Sadhbh says the best thing she has learned is to filter out when others associate being a good person with having clear, dewy skin. "It seems trivial but when you see celebrities say that their skincare routine is fighting for trans people or voting against Trump, it's really annoying. It says that your moral compass dictates how bad your sebum build-up is or how erratic your hormones are, when it's always luck and money that makes them look that good." For Sadhbh, reminding herself of that and taking detailed pictures of her skin texture and trying not to flinch at them is helpful. "Though if I get drunk and attack my cheeks I will always blame myself (rightly) when that results in a cyst a few days later."
Beyond wellness, skincare shaming also leads to self-blame in regard to skin.
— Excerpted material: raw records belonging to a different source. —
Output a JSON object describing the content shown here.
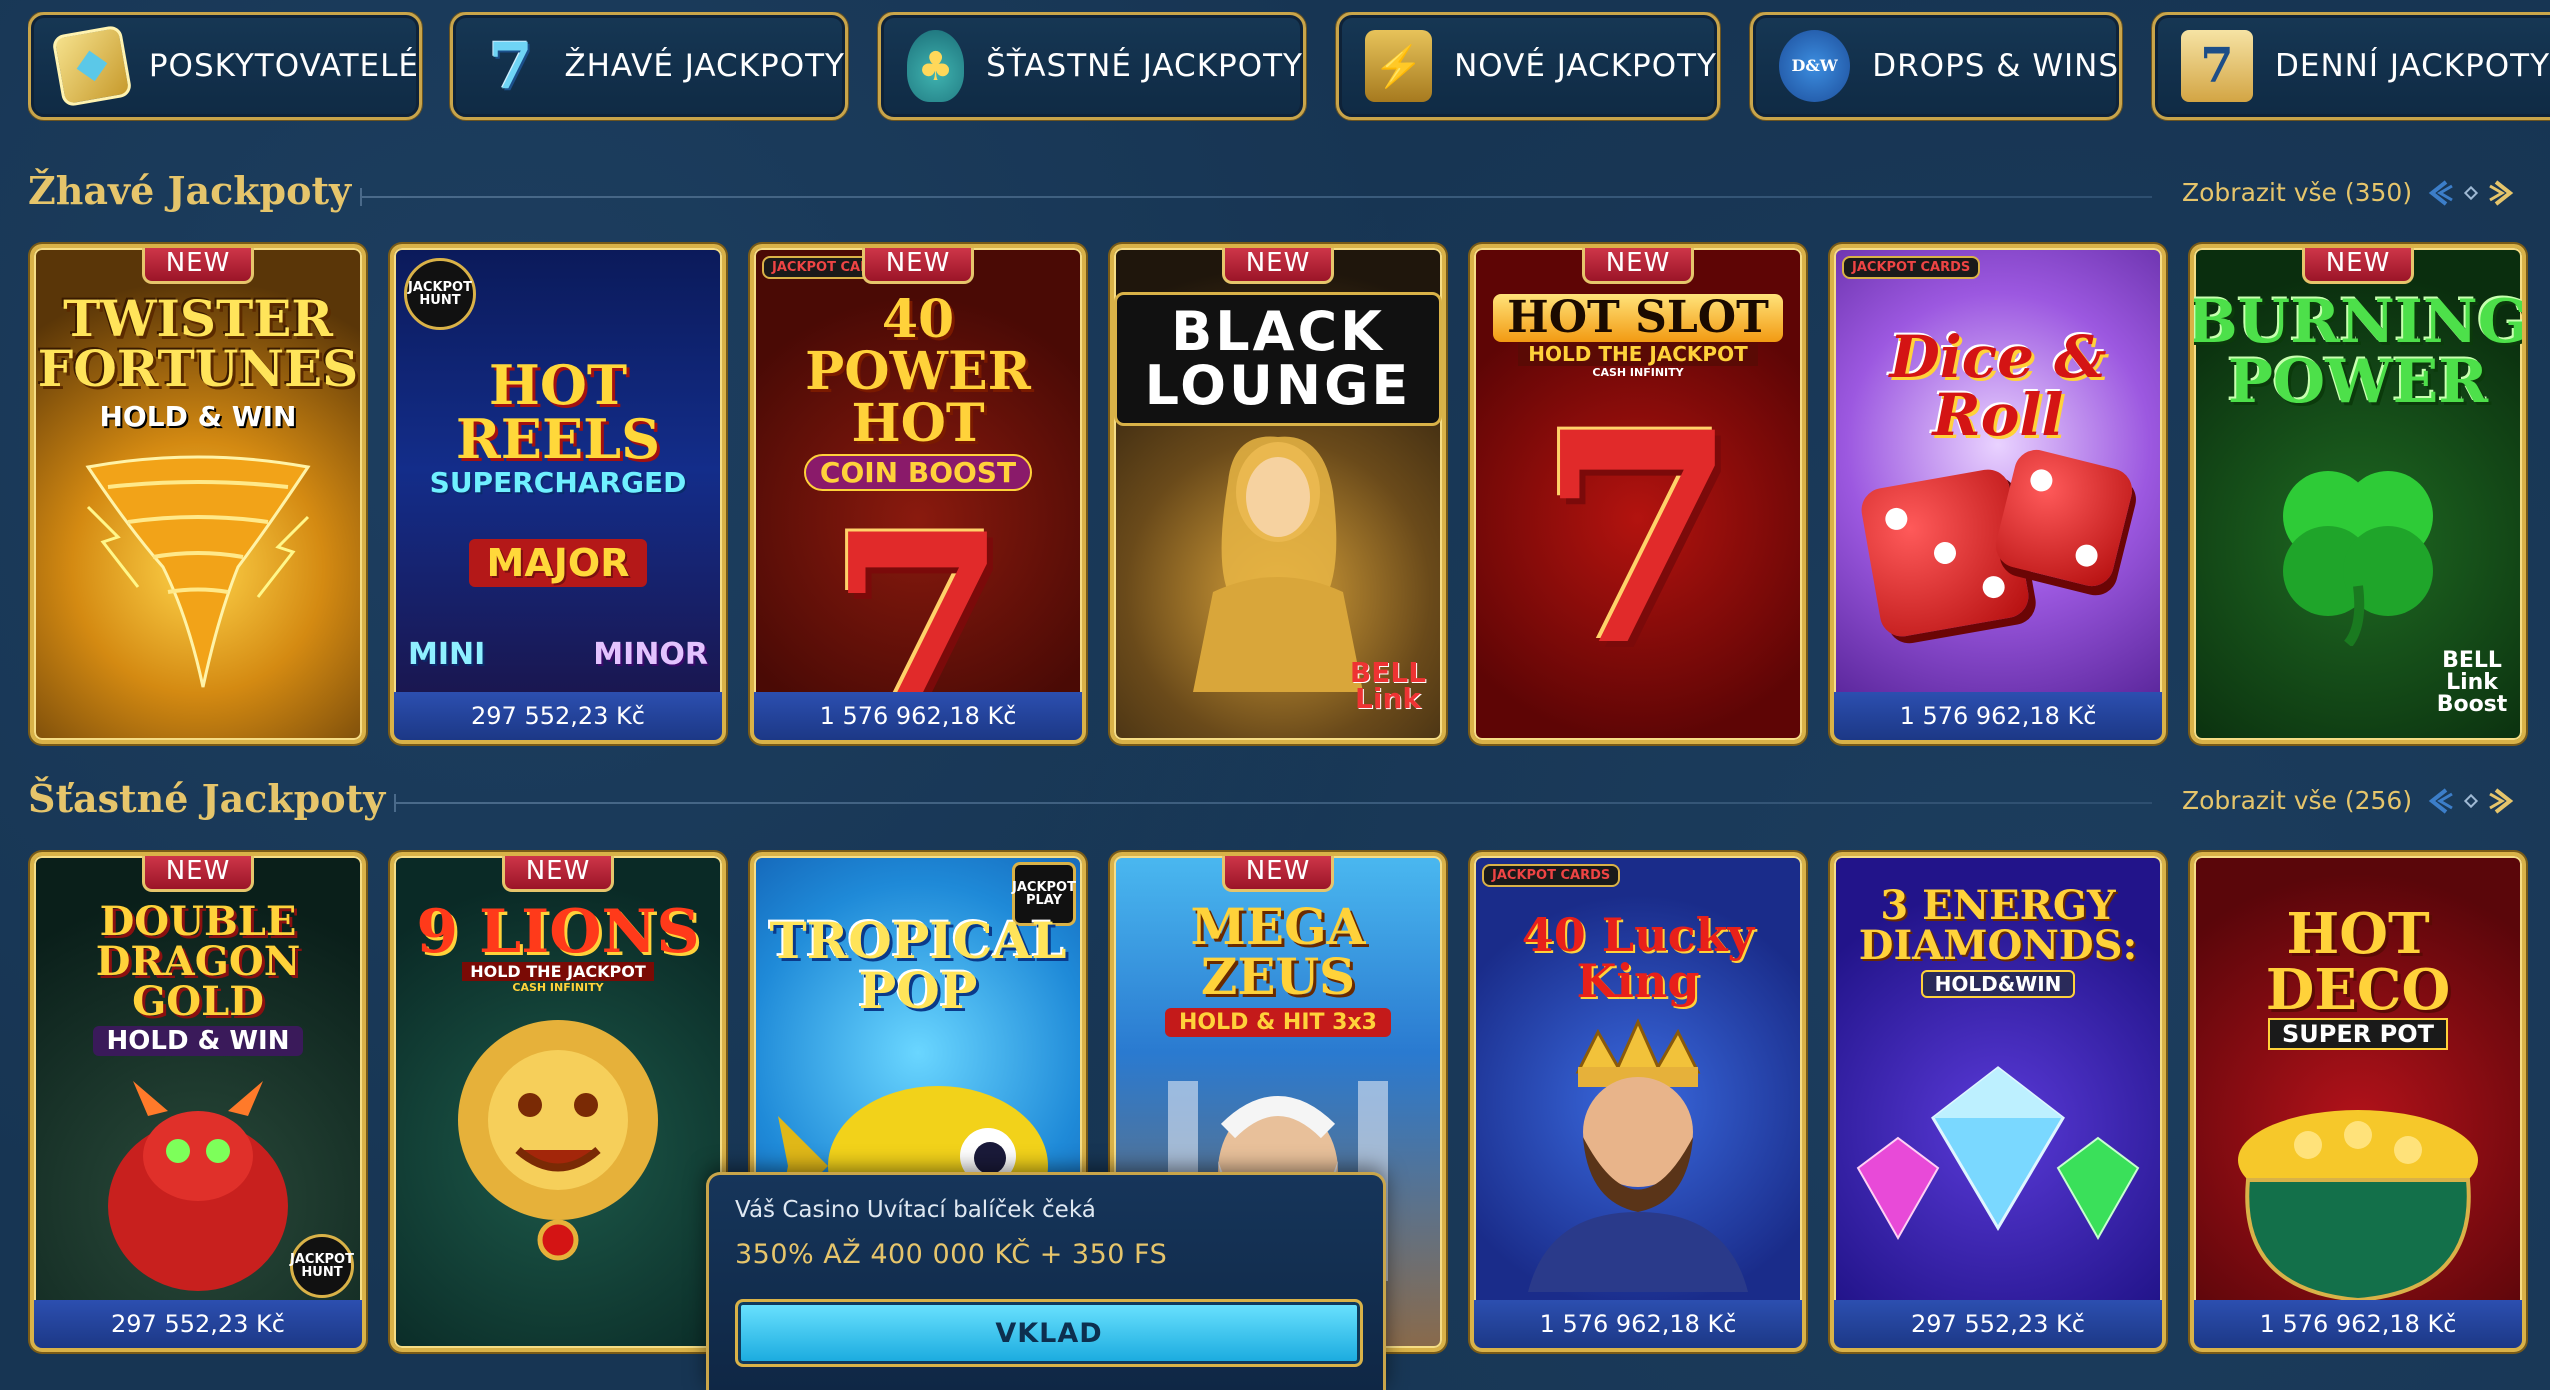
{
  "categories": [
    {
      "label": "POSKYTOVATELÉ",
      "icon": "providers-card-icon"
    },
    {
      "label": "ŽHAVÉ JACKPOTY",
      "icon": "hot-seven-icon"
    },
    {
      "label": "ŠŤASTNÉ JACKPOTY",
      "icon": "lucky-bag-icon"
    },
    {
      "label": "NOVÉ JACKPOTY",
      "icon": "treasure-chest-icon"
    },
    {
      "label": "DROPS & WINS",
      "icon": "drops-wins-icon"
    },
    {
      "label": "DENNÍ JACKPOTY",
      "icon": "calendar-seven-icon"
    }
  ],
  "sections": [
    {
      "title": "Žhavé Jackpoty",
      "view_all": "Zobrazit vše (350)",
      "games": [
        {
          "name": "TWISTER FORTUNES",
          "subtitle": "HOLD & WIN",
          "new": true,
          "prize": ""
        },
        {
          "name": "HOT REELS",
          "subtitle": "SUPERCHARGED",
          "new": false,
          "prize": "297 552,23 Kč",
          "logo": "JACKPOT HUNT",
          "art_text": [
            "MAJOR",
            "MINI",
            "MINOR"
          ]
        },
        {
          "name": "40 POWER HOT",
          "subtitle": "COIN BOOST",
          "new": true,
          "prize": "1 576 962,18 Kč",
          "logo": "JACKPOT CARDS"
        },
        {
          "name": "BLACK LOUNGE",
          "subtitle": "",
          "new": true,
          "prize": "",
          "logo": "BELL Link"
        },
        {
          "name": "HOT SLOT",
          "subtitle": "HOLD THE JACKPOT",
          "tagline": "CASH INFINITY",
          "new": true,
          "prize": ""
        },
        {
          "name": "Dice & Roll",
          "subtitle": "",
          "new": false,
          "prize": "1 576 962,18 Kč",
          "logo": "JACKPOT CARDS"
        },
        {
          "name": "BURNING POWER",
          "subtitle": "",
          "new": true,
          "prize": "",
          "logo": "BELL Link Boost"
        }
      ]
    },
    {
      "title": "Šťastné Jackpoty",
      "view_all": "Zobrazit vše (256)",
      "games": [
        {
          "name": "DOUBLE DRAGON GOLD",
          "subtitle": "HOLD & WIN",
          "new": true,
          "prize": "297 552,23 Kč",
          "logo": "JACKPOT HUNT"
        },
        {
          "name": "9 LIONS",
          "subtitle": "HOLD THE JACKPOT",
          "tagline": "CASH INFINITY",
          "new": true,
          "prize": ""
        },
        {
          "name": "TROPICAL POP",
          "subtitle": "",
          "new": false,
          "prize": "",
          "logo": "JACKPOT PLAY"
        },
        {
          "name": "MEGA ZEUS",
          "subtitle": "HOLD & HIT 3x3",
          "new": true,
          "prize": ""
        },
        {
          "name": "40 Lucky King",
          "subtitle": "",
          "new": false,
          "prize": "1 576 962,18 Kč",
          "logo": "JACKPOT CARDS"
        },
        {
          "name": "3 ENERGY DIAMONDS:",
          "subtitle": "HOLD&WIN",
          "new": false,
          "prize": "297 552,23 Kč"
        },
        {
          "name": "HOT DECO",
          "subtitle": "SUPER POT",
          "new": false,
          "prize": "1 576 962,18 Kč"
        }
      ]
    }
  ],
  "badge_new": "NEW",
  "promo": {
    "title": "Váš Casino Uvítací balíček čeká",
    "offer": "350% AŽ 400 000 KČ + 350 FS",
    "button": "VKLAD"
  },
  "colors": {
    "background": "#173553",
    "gold": "#d9b248",
    "title_gold": "#e6c56b",
    "badge_red": "#c42a3c",
    "prize_blue": "#2a4aa6",
    "cta_cyan": "#3cc7f0"
  }
}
Recently, products like face scrubs and some cheaper, high street brands have become demonised online among skincare communities, leading people who use them to believe that they are doing something wrong or aren't taking care of their skin properly. Of course, this isn't the case. "I love skincare but after rent, bills, food shopping and so on, I don't have that much money to splurge on high end products," says Abbey*. "I keep reading that the exfoliator I'm using is 'bad' for my skin but I think it's actually working to keep my acne under control, as it's a lot better than it was before. I like my affordable routine but sometimes I can't help but feel like I'm not using the right products or that I don't care about my skin."
Dr Mahto agrees that for many, limiting food groups and splurging on expensive skincare does not benefit the skin. "Rather, it perpetuates a cycle of stress, anxiety and powerlessness," Dr Mahto said on Instagram. "We need to recognise that conditions such as acne are medical. They are not cosmetic issues which will simply get better with the right face wash." In other words, it pays to get advice from a specialist.
If you're struggling with your skin and would like further advice, speaking to your GP might be your first port of call, as they may be able to refer you to a skin specialist or dermatologist. If you'd prefer to see a private specialist, the British Skin Foundation and the British Association of Dermatologists are excellent resources, while the General Medical Council register can help you locate a trusted expert. Online support groups such as Skin Support can also provide legitimate medical advice on dealing with skin conditions. And while it may be difficult to practise skin positivity, shaking the potentially dangerous notion that your skin condition is your fault is a good place to start.
*Name has been changed